⟨

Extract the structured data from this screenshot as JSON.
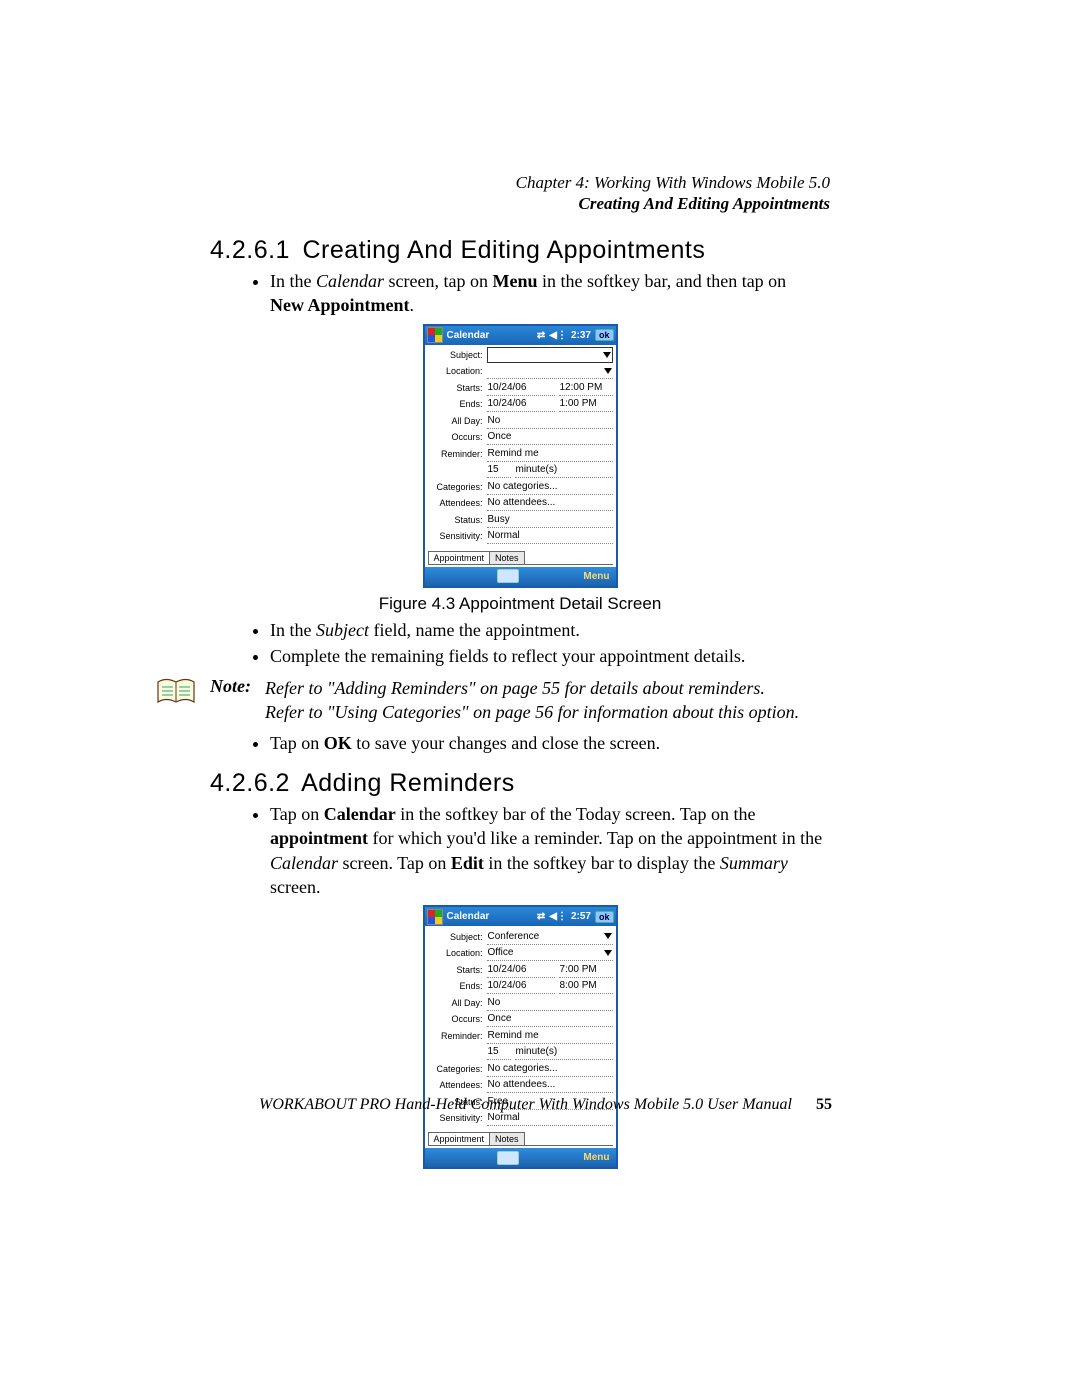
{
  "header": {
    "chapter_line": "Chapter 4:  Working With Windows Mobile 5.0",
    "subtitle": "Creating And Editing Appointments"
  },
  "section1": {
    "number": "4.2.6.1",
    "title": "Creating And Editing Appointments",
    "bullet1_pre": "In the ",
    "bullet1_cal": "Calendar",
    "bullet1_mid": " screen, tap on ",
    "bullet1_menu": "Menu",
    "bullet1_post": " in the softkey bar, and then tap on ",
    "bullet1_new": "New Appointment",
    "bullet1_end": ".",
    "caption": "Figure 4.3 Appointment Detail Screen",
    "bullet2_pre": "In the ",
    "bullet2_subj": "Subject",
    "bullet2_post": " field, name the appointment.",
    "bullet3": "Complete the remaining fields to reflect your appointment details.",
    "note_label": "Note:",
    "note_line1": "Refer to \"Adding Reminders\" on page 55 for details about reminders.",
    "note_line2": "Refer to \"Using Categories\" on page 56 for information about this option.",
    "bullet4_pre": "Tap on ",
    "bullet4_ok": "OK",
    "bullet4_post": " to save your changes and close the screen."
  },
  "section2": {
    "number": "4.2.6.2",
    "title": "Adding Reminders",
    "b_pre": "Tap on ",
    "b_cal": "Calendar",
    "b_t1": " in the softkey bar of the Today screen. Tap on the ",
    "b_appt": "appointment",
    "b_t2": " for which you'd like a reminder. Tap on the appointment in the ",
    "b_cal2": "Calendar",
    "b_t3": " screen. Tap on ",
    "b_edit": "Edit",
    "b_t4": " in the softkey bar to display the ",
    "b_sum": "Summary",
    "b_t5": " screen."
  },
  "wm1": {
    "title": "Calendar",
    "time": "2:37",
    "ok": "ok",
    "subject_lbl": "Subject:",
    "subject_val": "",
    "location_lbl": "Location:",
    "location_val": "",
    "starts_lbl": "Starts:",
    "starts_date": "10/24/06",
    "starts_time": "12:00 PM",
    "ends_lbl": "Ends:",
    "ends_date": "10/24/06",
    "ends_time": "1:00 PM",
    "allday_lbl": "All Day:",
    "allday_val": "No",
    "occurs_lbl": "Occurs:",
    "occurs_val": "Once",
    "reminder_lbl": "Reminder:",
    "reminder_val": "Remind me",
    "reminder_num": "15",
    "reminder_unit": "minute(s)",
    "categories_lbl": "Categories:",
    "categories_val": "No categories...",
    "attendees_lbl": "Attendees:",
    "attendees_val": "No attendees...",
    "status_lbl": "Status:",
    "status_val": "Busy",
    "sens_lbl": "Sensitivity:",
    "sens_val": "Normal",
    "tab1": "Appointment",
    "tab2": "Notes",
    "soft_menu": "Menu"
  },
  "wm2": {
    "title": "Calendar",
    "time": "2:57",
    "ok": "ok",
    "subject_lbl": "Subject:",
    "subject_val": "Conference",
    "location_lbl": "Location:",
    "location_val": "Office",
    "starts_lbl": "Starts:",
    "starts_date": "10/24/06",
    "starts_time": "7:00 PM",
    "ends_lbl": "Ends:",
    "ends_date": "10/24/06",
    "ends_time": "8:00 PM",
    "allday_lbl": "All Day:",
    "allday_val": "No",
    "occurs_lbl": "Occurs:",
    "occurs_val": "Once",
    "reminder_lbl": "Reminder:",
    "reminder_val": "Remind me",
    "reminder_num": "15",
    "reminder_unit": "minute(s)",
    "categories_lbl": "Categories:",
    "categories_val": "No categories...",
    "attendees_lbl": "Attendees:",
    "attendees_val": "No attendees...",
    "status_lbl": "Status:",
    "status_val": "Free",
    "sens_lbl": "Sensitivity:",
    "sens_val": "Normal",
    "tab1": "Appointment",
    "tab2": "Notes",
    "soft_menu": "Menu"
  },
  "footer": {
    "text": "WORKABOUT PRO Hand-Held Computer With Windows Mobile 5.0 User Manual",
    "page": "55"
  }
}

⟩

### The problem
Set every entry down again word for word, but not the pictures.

### Output of the exercise
Extract the structured data from this screenshot as JSON.
{
  "header": {
    "chapter_line": "Chapter 4:  Working With Windows Mobile 5.0",
    "subtitle": "Creating And Editing Appointments"
  },
  "section1": {
    "number": "4.2.6.1",
    "title": "Creating And Editing Appointments",
    "bullet1_pre": "In the ",
    "bullet1_cal": "Calendar",
    "bullet1_mid": " screen, tap on ",
    "bullet1_menu": "Menu",
    "bullet1_post": " in the softkey bar, and then tap on ",
    "bullet1_new": "New Appointment",
    "bullet1_end": ".",
    "caption": "Figure 4.3 Appointment Detail Screen",
    "bullet2_pre": "In the ",
    "bullet2_subj": "Subject",
    "bullet2_post": " field, name the appointment.",
    "bullet3": "Complete the remaining fields to reflect your appointment details.",
    "note_label": "Note:",
    "note_line1": "Refer to \"Adding Reminders\" on page 55 for details about reminders.",
    "note_line2": "Refer to \"Using Categories\" on page 56 for information about this option.",
    "bullet4_pre": "Tap on ",
    "bullet4_ok": "OK",
    "bullet4_post": " to save your changes and close the screen."
  },
  "section2": {
    "number": "4.2.6.2",
    "title": "Adding Reminders",
    "b_pre": "Tap on ",
    "b_cal": "Calendar",
    "b_t1": " in the softkey bar of the Today screen. Tap on the ",
    "b_appt": "appointment",
    "b_t2": " for which you'd like a reminder. Tap on the appointment in the ",
    "b_cal2": "Calendar",
    "b_t3": " screen. Tap on ",
    "b_edit": "Edit",
    "b_t4": " in the softkey bar to display the ",
    "b_sum": "Summary",
    "b_t5": " screen."
  },
  "wm1": {
    "title": "Calendar",
    "time": "2:37",
    "ok": "ok",
    "subject_lbl": "Subject:",
    "subject_val": "",
    "location_lbl": "Location:",
    "location_val": "",
    "starts_lbl": "Starts:",
    "starts_date": "10/24/06",
    "starts_time": "12:00 PM",
    "ends_lbl": "Ends:",
    "ends_date": "10/24/06",
    "ends_time": "1:00 PM",
    "allday_lbl": "All Day:",
    "allday_val": "No",
    "occurs_lbl": "Occurs:",
    "occurs_val": "Once",
    "reminder_lbl": "Reminder:",
    "reminder_val": "Remind me",
    "reminder_num": "15",
    "reminder_unit": "minute(s)",
    "categories_lbl": "Categories:",
    "categories_val": "No categories...",
    "attendees_lbl": "Attendees:",
    "attendees_val": "No attendees...",
    "status_lbl": "Status:",
    "status_val": "Busy",
    "sens_lbl": "Sensitivity:",
    "sens_val": "Normal",
    "tab1": "Appointment",
    "tab2": "Notes",
    "soft_menu": "Menu"
  },
  "wm2": {
    "title": "Calendar",
    "time": "2:57",
    "ok": "ok",
    "subject_lbl": "Subject:",
    "subject_val": "Conference",
    "location_lbl": "Location:",
    "location_val": "Office",
    "starts_lbl": "Starts:",
    "starts_date": "10/24/06",
    "starts_time": "7:00 PM",
    "ends_lbl": "Ends:",
    "ends_date": "10/24/06",
    "ends_time": "8:00 PM",
    "allday_lbl": "All Day:",
    "allday_val": "No",
    "occurs_lbl": "Occurs:",
    "occurs_val": "Once",
    "reminder_lbl": "Reminder:",
    "reminder_val": "Remind me",
    "reminder_num": "15",
    "reminder_unit": "minute(s)",
    "categories_lbl": "Categories:",
    "categories_val": "No categories...",
    "attendees_lbl": "Attendees:",
    "attendees_val": "No attendees...",
    "status_lbl": "Status:",
    "status_val": "Free",
    "sens_lbl": "Sensitivity:",
    "sens_val": "Normal",
    "tab1": "Appointment",
    "tab2": "Notes",
    "soft_menu": "Menu"
  },
  "footer": {
    "text": "WORKABOUT PRO Hand-Held Computer With Windows Mobile 5.0 User Manual",
    "page": "55"
  }
}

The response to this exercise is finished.